#### About this task
Locate each line in the records containing "Offset". Copy it.

(Dataset excerpts)

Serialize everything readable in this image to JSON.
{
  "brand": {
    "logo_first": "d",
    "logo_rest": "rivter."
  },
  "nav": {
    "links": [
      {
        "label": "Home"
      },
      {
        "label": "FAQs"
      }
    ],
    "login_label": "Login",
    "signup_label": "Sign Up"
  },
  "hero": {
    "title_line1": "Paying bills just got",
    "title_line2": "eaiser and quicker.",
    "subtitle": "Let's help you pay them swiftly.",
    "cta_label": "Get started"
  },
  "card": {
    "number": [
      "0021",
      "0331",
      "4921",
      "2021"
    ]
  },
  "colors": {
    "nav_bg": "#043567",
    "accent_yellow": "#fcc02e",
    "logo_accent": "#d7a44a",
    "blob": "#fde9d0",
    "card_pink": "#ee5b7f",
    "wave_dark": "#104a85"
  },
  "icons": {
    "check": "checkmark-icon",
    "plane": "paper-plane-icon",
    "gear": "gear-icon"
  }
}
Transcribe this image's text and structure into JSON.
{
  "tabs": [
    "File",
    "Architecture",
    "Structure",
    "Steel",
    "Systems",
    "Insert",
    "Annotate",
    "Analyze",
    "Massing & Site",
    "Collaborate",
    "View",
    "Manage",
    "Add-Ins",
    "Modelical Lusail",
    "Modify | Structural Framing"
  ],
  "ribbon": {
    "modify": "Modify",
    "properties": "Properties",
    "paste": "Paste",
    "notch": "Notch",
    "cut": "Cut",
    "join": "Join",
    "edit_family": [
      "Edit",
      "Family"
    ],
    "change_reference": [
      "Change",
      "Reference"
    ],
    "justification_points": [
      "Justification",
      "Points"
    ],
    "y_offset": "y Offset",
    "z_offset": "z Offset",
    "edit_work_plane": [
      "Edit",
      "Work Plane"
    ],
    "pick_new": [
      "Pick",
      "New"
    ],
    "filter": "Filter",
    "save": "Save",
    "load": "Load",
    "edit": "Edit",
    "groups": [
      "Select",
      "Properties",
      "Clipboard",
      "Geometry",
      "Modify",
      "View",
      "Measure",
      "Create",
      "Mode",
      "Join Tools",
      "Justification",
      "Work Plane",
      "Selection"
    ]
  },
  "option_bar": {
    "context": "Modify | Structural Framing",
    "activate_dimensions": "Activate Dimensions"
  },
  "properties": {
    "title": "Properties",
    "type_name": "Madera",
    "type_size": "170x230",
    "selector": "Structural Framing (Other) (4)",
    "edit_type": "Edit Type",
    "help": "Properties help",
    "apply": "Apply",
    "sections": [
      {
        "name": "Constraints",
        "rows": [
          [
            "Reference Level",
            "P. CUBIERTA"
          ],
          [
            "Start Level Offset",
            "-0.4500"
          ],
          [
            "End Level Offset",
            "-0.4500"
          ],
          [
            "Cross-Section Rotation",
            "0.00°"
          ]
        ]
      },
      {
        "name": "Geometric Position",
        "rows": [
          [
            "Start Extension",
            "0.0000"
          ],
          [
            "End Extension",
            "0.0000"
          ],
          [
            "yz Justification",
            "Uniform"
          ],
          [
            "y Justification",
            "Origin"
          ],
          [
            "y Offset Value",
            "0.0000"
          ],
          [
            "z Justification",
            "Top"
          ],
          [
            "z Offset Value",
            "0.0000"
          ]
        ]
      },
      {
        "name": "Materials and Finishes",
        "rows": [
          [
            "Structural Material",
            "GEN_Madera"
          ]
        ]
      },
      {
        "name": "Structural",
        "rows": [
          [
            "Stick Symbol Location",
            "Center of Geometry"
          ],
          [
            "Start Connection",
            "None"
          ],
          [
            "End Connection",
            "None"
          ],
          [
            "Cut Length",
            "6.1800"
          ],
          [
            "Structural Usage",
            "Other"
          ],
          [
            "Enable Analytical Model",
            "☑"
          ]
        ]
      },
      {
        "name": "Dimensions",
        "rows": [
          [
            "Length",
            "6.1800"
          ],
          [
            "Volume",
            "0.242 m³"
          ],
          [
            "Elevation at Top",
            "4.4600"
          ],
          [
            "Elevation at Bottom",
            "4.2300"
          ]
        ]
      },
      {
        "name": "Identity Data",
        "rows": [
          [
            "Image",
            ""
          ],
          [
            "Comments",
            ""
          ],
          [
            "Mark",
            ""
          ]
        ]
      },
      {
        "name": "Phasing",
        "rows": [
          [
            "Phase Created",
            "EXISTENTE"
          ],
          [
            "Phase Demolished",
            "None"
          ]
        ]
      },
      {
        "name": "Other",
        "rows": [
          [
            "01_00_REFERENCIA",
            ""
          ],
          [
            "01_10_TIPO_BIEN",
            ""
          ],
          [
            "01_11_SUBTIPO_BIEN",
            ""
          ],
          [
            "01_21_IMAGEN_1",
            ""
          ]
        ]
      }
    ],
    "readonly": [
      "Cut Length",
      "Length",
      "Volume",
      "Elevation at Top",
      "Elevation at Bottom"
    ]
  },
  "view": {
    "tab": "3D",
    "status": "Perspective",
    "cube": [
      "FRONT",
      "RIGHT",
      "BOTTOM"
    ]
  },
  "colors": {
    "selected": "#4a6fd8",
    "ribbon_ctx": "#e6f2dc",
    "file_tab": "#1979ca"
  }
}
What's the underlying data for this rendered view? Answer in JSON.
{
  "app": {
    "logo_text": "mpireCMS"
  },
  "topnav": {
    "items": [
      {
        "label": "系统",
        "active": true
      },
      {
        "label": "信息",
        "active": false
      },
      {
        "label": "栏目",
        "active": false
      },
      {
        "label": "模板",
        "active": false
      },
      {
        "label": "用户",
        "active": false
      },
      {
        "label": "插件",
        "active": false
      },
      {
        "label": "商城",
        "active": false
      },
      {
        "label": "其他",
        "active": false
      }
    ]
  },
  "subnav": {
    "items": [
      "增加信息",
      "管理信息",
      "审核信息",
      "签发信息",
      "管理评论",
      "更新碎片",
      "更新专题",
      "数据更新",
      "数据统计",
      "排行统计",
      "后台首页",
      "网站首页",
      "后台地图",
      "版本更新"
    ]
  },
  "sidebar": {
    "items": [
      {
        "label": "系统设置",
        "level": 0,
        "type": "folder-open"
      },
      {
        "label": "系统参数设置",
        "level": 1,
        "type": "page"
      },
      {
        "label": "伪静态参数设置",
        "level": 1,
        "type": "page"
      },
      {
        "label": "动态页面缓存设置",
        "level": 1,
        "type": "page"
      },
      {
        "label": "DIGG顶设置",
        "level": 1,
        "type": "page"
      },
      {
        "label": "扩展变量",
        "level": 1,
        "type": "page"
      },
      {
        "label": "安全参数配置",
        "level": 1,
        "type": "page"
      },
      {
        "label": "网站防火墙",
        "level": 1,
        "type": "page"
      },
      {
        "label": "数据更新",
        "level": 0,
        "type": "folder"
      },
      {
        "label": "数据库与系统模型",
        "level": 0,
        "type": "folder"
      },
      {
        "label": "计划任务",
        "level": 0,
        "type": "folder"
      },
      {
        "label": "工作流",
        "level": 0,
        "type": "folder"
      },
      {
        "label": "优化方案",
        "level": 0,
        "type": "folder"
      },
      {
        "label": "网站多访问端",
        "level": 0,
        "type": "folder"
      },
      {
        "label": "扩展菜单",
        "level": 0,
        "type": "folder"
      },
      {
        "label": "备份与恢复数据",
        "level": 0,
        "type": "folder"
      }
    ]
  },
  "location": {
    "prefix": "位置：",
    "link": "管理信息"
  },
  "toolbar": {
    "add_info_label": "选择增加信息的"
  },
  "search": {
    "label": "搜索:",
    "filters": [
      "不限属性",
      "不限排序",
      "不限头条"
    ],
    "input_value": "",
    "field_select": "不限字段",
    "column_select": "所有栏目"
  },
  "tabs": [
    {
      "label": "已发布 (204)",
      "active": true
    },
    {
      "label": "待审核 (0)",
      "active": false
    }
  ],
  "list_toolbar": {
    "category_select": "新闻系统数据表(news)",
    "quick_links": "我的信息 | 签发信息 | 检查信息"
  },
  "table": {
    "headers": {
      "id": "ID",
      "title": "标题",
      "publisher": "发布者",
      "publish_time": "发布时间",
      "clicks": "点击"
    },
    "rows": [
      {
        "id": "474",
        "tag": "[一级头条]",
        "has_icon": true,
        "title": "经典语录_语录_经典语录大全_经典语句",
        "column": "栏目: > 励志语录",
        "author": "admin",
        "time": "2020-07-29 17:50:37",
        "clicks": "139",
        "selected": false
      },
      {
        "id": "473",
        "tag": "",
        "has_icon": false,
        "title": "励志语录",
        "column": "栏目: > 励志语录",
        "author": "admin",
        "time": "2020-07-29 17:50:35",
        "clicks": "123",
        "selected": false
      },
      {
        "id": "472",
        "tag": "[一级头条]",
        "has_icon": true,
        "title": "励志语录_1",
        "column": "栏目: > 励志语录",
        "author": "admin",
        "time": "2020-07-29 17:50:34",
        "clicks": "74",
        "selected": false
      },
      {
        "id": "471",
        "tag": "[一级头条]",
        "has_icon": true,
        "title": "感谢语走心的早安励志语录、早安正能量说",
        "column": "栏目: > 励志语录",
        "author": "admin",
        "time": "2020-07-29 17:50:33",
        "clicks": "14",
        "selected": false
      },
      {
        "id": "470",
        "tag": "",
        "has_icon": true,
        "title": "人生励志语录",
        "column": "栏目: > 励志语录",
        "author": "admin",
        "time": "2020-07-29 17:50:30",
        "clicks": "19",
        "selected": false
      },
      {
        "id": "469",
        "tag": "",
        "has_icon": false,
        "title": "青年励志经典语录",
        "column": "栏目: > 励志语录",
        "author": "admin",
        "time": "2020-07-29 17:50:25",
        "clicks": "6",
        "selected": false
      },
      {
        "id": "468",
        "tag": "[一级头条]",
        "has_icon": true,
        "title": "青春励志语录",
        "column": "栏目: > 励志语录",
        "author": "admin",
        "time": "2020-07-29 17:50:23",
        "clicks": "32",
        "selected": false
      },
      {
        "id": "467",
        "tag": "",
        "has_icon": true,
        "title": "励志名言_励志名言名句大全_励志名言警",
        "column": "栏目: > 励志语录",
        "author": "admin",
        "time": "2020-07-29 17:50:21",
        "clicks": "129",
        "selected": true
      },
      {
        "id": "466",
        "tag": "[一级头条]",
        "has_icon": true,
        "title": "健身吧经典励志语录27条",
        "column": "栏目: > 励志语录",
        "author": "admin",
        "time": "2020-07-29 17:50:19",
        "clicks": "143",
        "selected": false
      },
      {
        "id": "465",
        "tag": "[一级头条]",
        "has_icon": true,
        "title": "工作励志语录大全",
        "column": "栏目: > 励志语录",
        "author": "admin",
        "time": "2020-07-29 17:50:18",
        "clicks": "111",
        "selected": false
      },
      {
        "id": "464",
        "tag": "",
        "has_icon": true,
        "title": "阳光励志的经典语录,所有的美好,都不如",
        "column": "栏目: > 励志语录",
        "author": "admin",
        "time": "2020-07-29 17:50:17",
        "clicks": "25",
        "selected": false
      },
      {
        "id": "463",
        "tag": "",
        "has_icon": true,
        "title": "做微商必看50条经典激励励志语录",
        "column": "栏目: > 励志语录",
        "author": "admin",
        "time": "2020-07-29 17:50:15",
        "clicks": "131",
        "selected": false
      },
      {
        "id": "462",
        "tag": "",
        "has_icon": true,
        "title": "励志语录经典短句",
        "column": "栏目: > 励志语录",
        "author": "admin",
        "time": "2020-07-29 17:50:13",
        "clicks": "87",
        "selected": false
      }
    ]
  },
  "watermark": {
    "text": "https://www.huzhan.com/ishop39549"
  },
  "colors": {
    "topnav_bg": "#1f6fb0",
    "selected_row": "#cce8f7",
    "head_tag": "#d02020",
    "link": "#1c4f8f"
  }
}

#### Result
    "y_offset": "y Offset",
    "z_offset": "z Offset",
            "Start Level Offset",
            "End Level Offset",
            "y Offset Value",
            "z Offset Value",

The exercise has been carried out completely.